5 Ways for Financial Advisors to
Step Up Their Game on Social Media
If not letting your business get stale is your goal, then using social media to market your services may be the answer. Social media for financial advisors in many cases is the next frontier.
A financial advisor’s marketing strategy has evolved over time along with technology. First, there was authoring books to establish credibility in the field. Then, you had to have a website for your business. And now, a presence on social media is a must if you want to get noticed and be respected.
According to J.J. Burns, founder and CEO of wealth management firm JJ Burns & Co., there are three types of people when it comes to the use of social media for financial advisors First, there are those who know they need to do something on social media. They then decide to hire a social media aggregator or marketing firm that can post generalized content for them. “And voila, you’re out there, you’re blogging,” he says. But it might not be the most effective use of social media for financial advisors.
The second type, he points out, are those who “take more interest in what they’re doing.” They recognize the power in blogging and understand that it makes sense to share relevant content. As a result, they write their own blog and post more relevant content. He says this establishes some degree of thought leadership.
The third person takes their web presence, branding, culture and the types of clients they work for very seriously. “They blog about things that they’re actually working on, that are extremely relevant to what’s going on in the world, they’re absolutely a thought leader and they think of things that are unique and out of the box,” he explained. “It tends to come through in their writership and their readership.”
Below are five tips on social media for financial advisors:
- Be authentic, know your client and provide original content. Determine who you want to be and provide your own content aligned with that image. Showcase your specialized expertise to your target audience. Focus on a niche in the market, such as 401 (k) plans, newly single people, retirees or millennials. And don’t forget to add elements of your personal life. These can have a greater impact than a financial article as people get to know the real you.
“You want to have some investing content, but also celebrate holidays and special days that are happening, post pictures of your office party and the client event you went to,” said Lindsay Tiles, Charles Schwab‘s (SCHW) vice president of digital engagement. “Hey, you went to a concert this weekend or your kid won the soccer tournament.”
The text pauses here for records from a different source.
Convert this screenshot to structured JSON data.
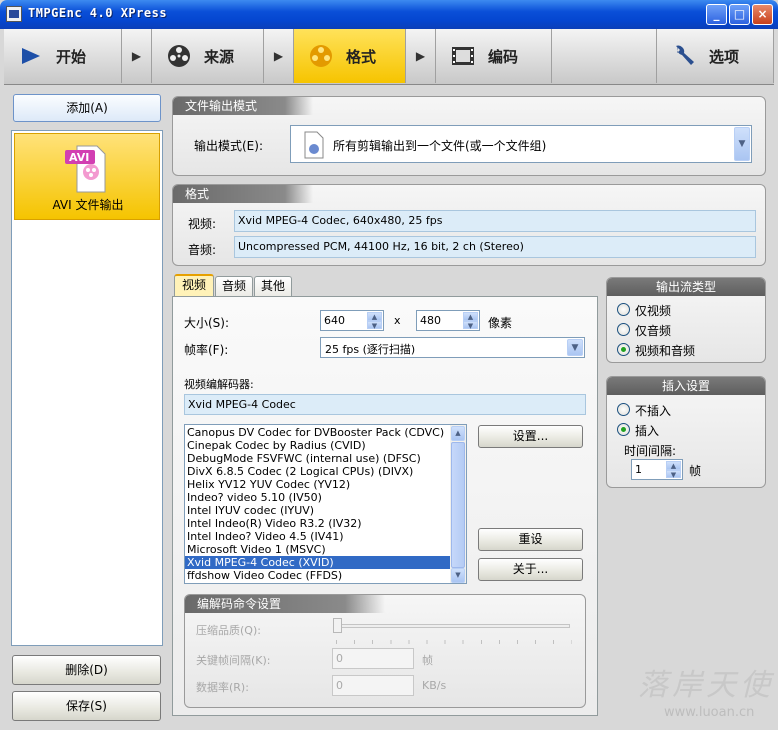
{
  "window": {
    "title": "TMPGEnc 4.0 XPress",
    "controls": {
      "minimize": "_",
      "maximize": "□",
      "close": "×"
    }
  },
  "nav": {
    "tabs": [
      {
        "label": "开始",
        "icon": "play-icon"
      },
      {
        "label": "来源",
        "icon": "film-reel-icon"
      },
      {
        "label": "格式",
        "icon": "film-reel-icon",
        "active": true
      },
      {
        "label": "编码",
        "icon": "filmstrip-icon"
      },
      {
        "label": "选项",
        "icon": "wrench-icon"
      }
    ],
    "arrow": "▶"
  },
  "left": {
    "add_label": "添加(A)",
    "items": [
      {
        "label": "AVI 文件输出",
        "badge": "AVI"
      }
    ],
    "delete_label": "删除(D)",
    "save_label": "保存(S)"
  },
  "output_mode": {
    "header": "文件输出模式",
    "label": "输出模式(E):",
    "value": "所有剪辑输出到一个文件(或一个文件组)"
  },
  "format": {
    "header": "格式",
    "video_label": "视频:",
    "video_value": "Xvid MPEG-4 Codec, 640x480, 25 fps",
    "audio_label": "音频:",
    "audio_value": "Uncompressed PCM, 44100 Hz, 16 bit, 2 ch (Stereo)"
  },
  "tabs": [
    "视频",
    "音频",
    "其他"
  ],
  "video": {
    "size_label": "大小(S):",
    "width": "640",
    "x": "x",
    "height": "480",
    "unit": "像素",
    "framerate_label": "帧率(F):",
    "framerate_value": "25 fps (逐行扫描)",
    "codec_label": "视频编解码器:",
    "codec_value": "Xvid MPEG-4 Codec",
    "codecs": [
      "Canopus DV Codec for DVBooster Pack (CDVC)",
      "Cinepak Codec by Radius (CVID)",
      "DebugMode FSVFWC (internal use) (DFSC)",
      "DivX 6.8.5 Codec (2 Logical CPUs) (DIVX)",
      "Helix YV12 YUV Codec (YV12)",
      "Indeo? video 5.10 (IV50)",
      "Intel IYUV codec (IYUV)",
      "Intel Indeo(R) Video R3.2 (IV32)",
      "Intel Indeo? Video 4.5 (IV41)",
      "Microsoft Video 1 (MSVC)",
      "Xvid MPEG-4 Codec (XVID)",
      "ffdshow Video Codec (FFDS)"
    ],
    "selected_index": 10,
    "settings_button": "设置...",
    "reset_button": "重设",
    "about_button": "关于..."
  },
  "codec_cmd": {
    "header": "编解码命令设置",
    "quality_label": "压缩品质(Q):",
    "keyframe_label": "关键帧间隔(K):",
    "keyframe_value": "0",
    "keyframe_unit": "帧",
    "datarate_label": "数据率(R):",
    "datarate_value": "0",
    "datarate_unit": "KB/s"
  },
  "stream_type": {
    "header": "输出流类型",
    "options": [
      "仅视频",
      "仅音频",
      "视频和音频"
    ],
    "selected": 2
  },
  "insert": {
    "header": "插入设置",
    "options": [
      "不插入",
      "插入"
    ],
    "selected": 1,
    "interval_label": "时间间隔:",
    "interval_value": "1",
    "interval_unit": "帧"
  },
  "watermark": {
    "text": "落岸天使",
    "url": "www.luoan.cn"
  }
}
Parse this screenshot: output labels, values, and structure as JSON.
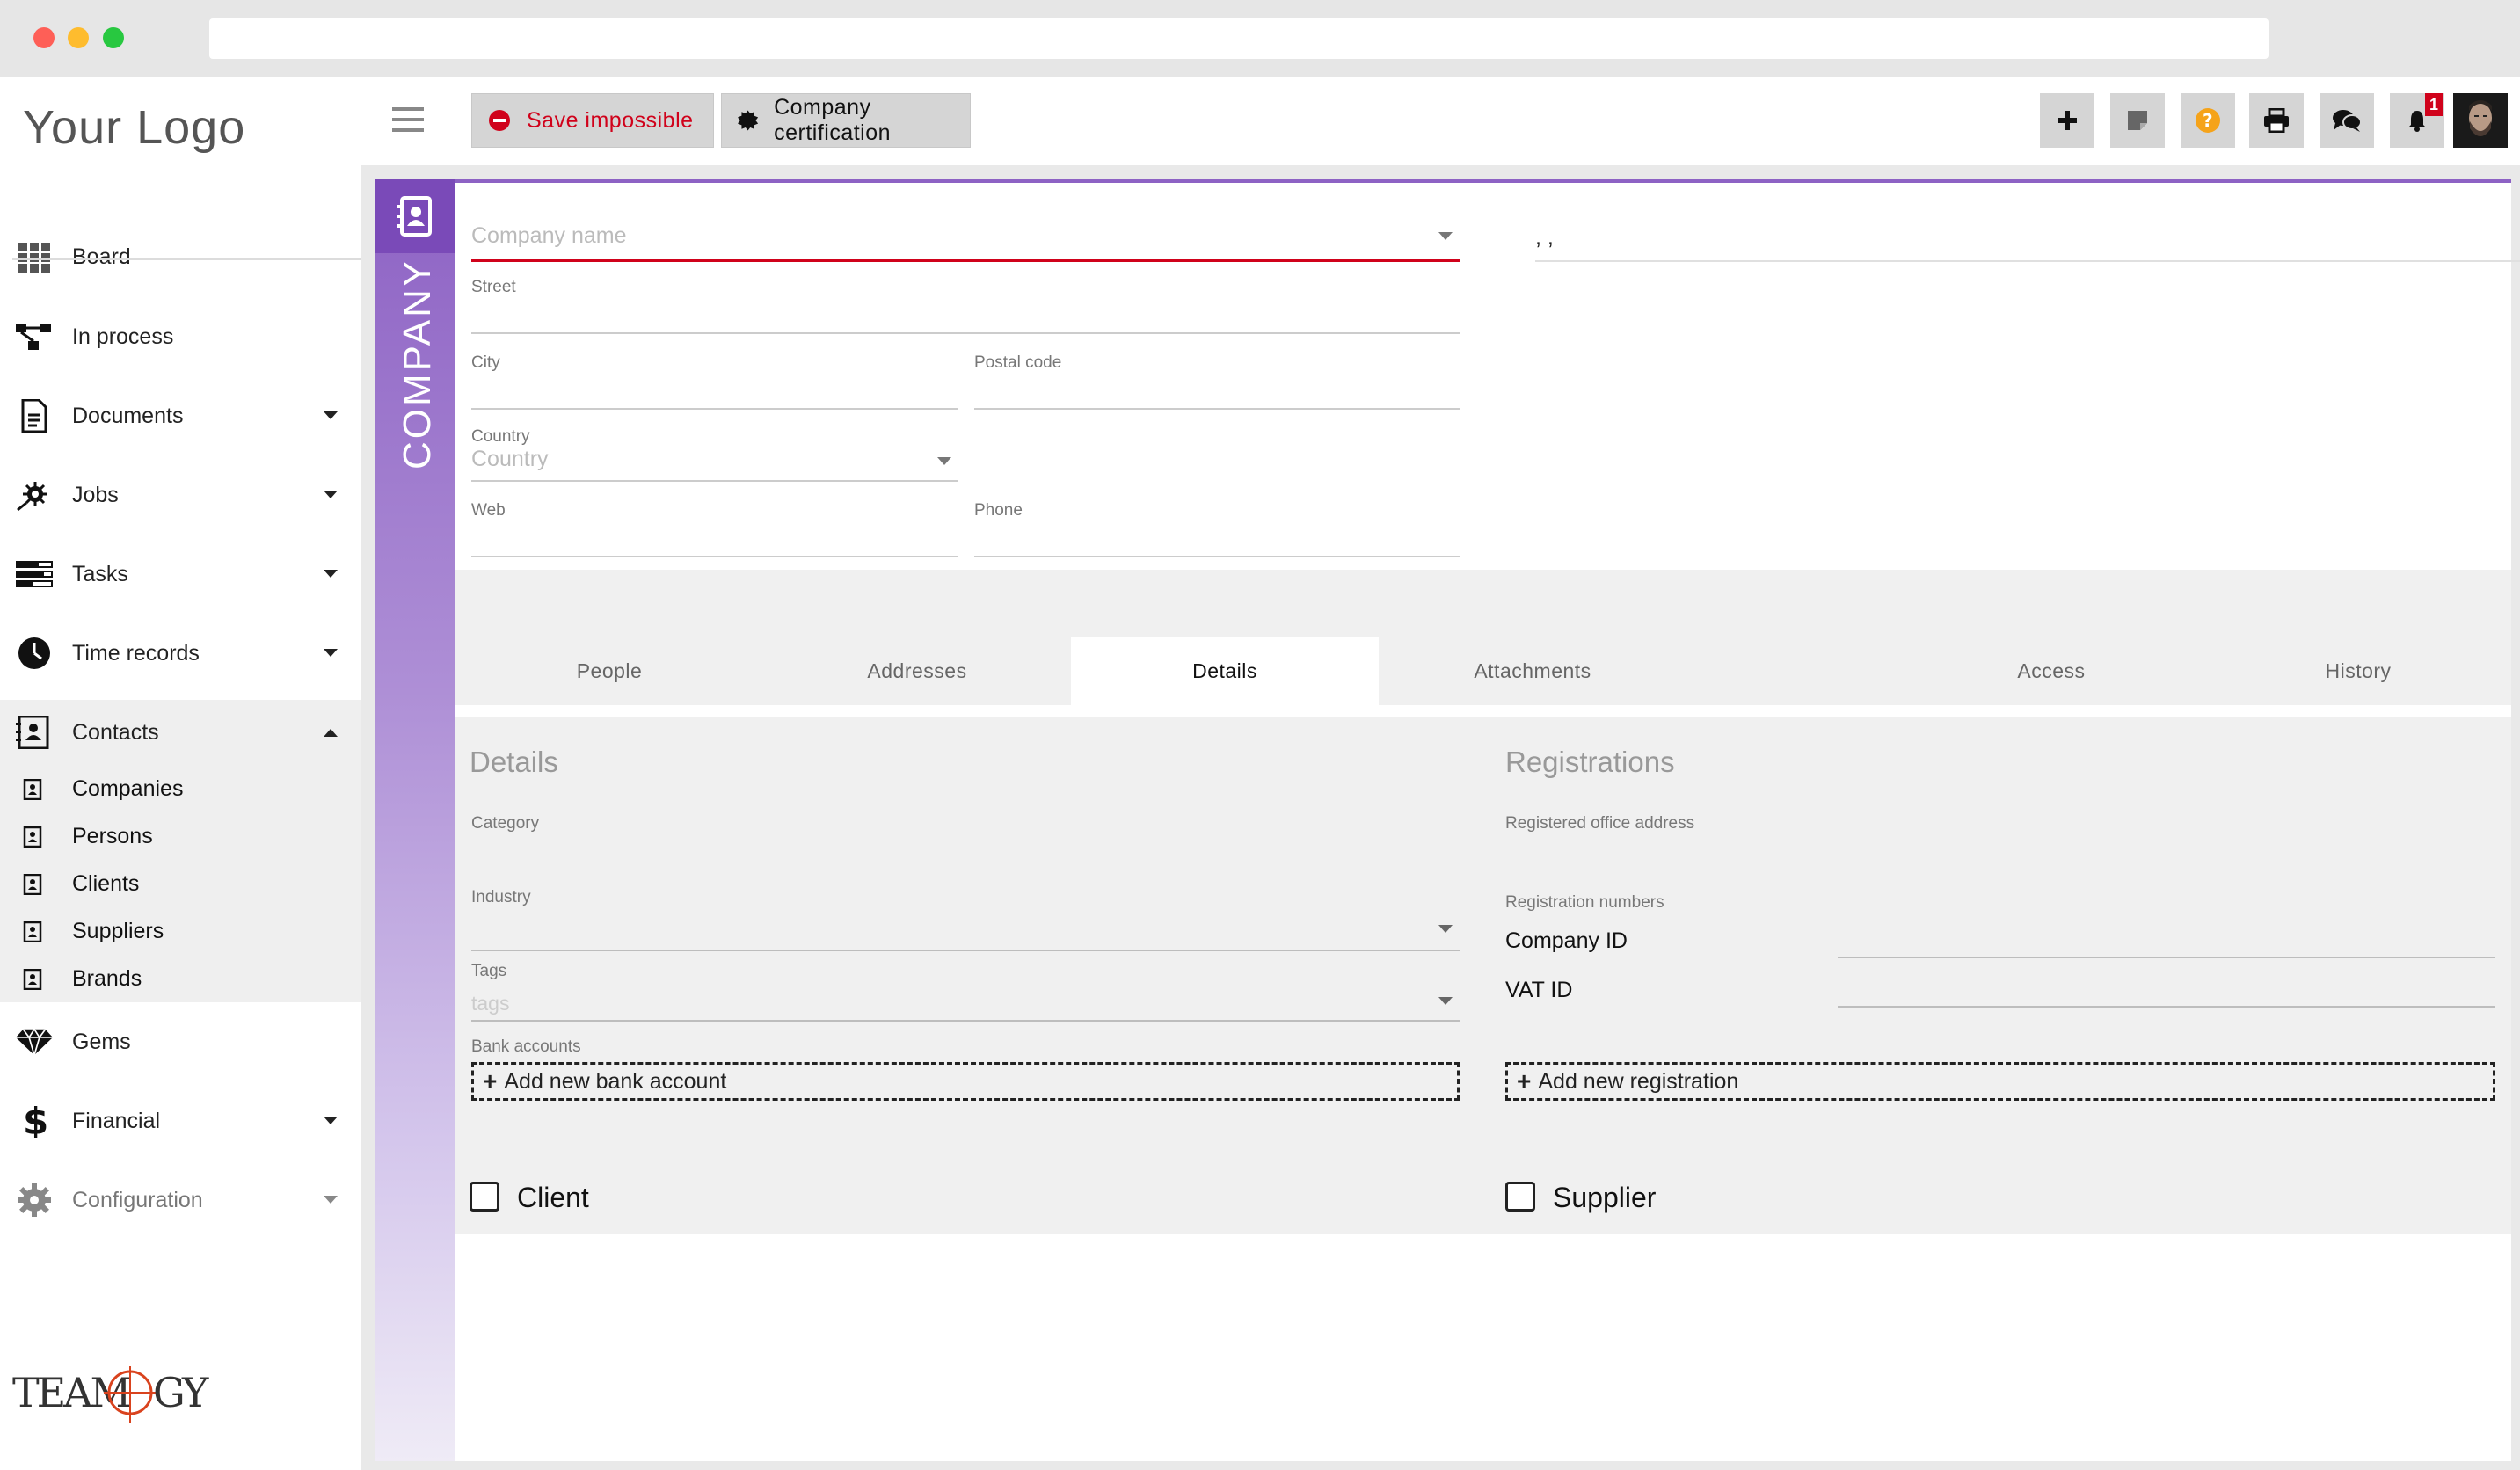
{
  "sidebar": {
    "logo": "Your Logo",
    "nav": [
      {
        "label": "Board",
        "icon": "grid-icon"
      },
      {
        "label": "In process",
        "icon": "workflow-icon"
      },
      {
        "label": "Documents",
        "icon": "document-icon"
      },
      {
        "label": "Jobs",
        "icon": "rocket-icon"
      },
      {
        "label": "Tasks",
        "icon": "tasks-icon"
      },
      {
        "label": "Time records",
        "icon": "clock-icon"
      },
      {
        "label": "Contacts",
        "icon": "contacts-icon"
      }
    ],
    "contacts_sub": [
      {
        "label": "Companies"
      },
      {
        "label": "Persons"
      },
      {
        "label": "Clients"
      },
      {
        "label": "Suppliers"
      },
      {
        "label": "Brands"
      }
    ],
    "nav_bottom": [
      {
        "label": "Gems",
        "icon": "gem-icon"
      },
      {
        "label": "Financial",
        "icon": "dollar-icon"
      },
      {
        "label": "Configuration",
        "icon": "gear-icon"
      }
    ]
  },
  "toolbar": {
    "save_label": "Save impossible",
    "cert_label": "Company certification",
    "notification_count": "1"
  },
  "entity": {
    "label": "COMPANY"
  },
  "form": {
    "company_name_placeholder": "Company name",
    "address_preview": ", ,",
    "street_label": "Street",
    "city_label": "City",
    "postal_label": "Postal code",
    "country_label": "Country",
    "country_placeholder": "Country",
    "web_label": "Web",
    "phone_label": "Phone"
  },
  "tabs": [
    {
      "label": "People"
    },
    {
      "label": "Addresses"
    },
    {
      "label": "Details"
    },
    {
      "label": "Attachments"
    },
    {
      "label": "Access"
    },
    {
      "label": "History"
    }
  ],
  "details": {
    "title": "Details",
    "category_label": "Category",
    "industry_label": "Industry",
    "tags_label": "Tags",
    "tags_placeholder": "tags",
    "bank_label": "Bank accounts",
    "add_bank": "Add new bank account"
  },
  "registrations": {
    "title": "Registrations",
    "office_label": "Registered office address",
    "numbers_label": "Registration numbers",
    "company_id": "Company ID",
    "vat_id": "VAT ID",
    "add_reg": "Add new registration"
  },
  "checks": {
    "client": "Client",
    "supplier": "Supplier"
  }
}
She points out that advisors who do that the most effectively have much more engagement and reach for “All of their content — not just the cat pictures. They get more engagement on some of their more serious and financial content too.”
- Start slow. You don’t need to be all things to all people and not everything has to come from scratch either, says Tiles. Start to build your network by connecting with clients and prospects you know. You can then expand to families of clients, people you went to school with or friends. “Don’t send connections to people you don’t know,” she notes.
In addition to original content, you can post newsletters, videos, educational materials, your company’s content and RSS feeds.
- Use social media aggregators and content management firms to streamline the process and save time. Many sole practitioners don’t have the time or the resources to allocate to social media. The good news is that there are platforms that can manage content for you and even provide it.
Marty Reid, president of Reid Financial Consulting, uses FMG Suite, a marketing services company for financial advisors and insurance agents. FMG provides compliance-ready and shareable content, email and social media tools, websites, marketing data and coaching. “Another thing they do that’s extremely helpful is I can go in and tailor what I want to send on a per-client basis,” he says.
- Use video for extra reach. While posting relevant stories and personal photos is a must online, adding video can give an immediate boost to your visibility.
Jeanne Fisher, senior financial advisor at ARGY Financial Group, posts weekly videos that she produces herself using her computer’s webcam as she’s sitting at her desk. The original content she provides has really helped expand her reach: “When I started doing that is when my network really started growing, gathering a lot of interaction.” Kristi Sullivan, founder of Sullivan Financial Planning, outsources the distribution of the content, but she creates all of her content herself. She has her own YouTube channel where she posts short videos. In addition, she adds videos to her newsletter that goes out to her list.
“My goal is to drive people to my website who will then explore working with me further and ultimately set up a 15-minute introductory call,” she says. Being active on social media is also good for your SEO, she notes.
- Keep your content compliant. FINRA, which regulates broker-dealers in the U.S. and works under the supervision of the SEC, provides a specific set of guidelines for the use of social media. In addition, if a financial advisor works for a larger firm, they may have their own compliance department. As such, advisors need to have their content prescreened to make sure it’s compliant before distribution on various platforms.
“We’re a highly regulated industry,” said Charles Sachs, director of planning at Kaufman Rossin Wealth. “And if you peel back the onion, the SEC has a huge renewed focus on social media, because that’s where they see many of the missteps and violations.”
Solicitations, direct endorsements, direct investment advice, guarantees or misrepresentations of products and services are all big no-no’s in the social media world.
Schwab’s Tiles recommends not viewing social media as a stand-alone tactic. Instead, it’s part of your overall way of connecting with clients and prospects. “And if you think about it that way, it becomes a little less daunting,” she says.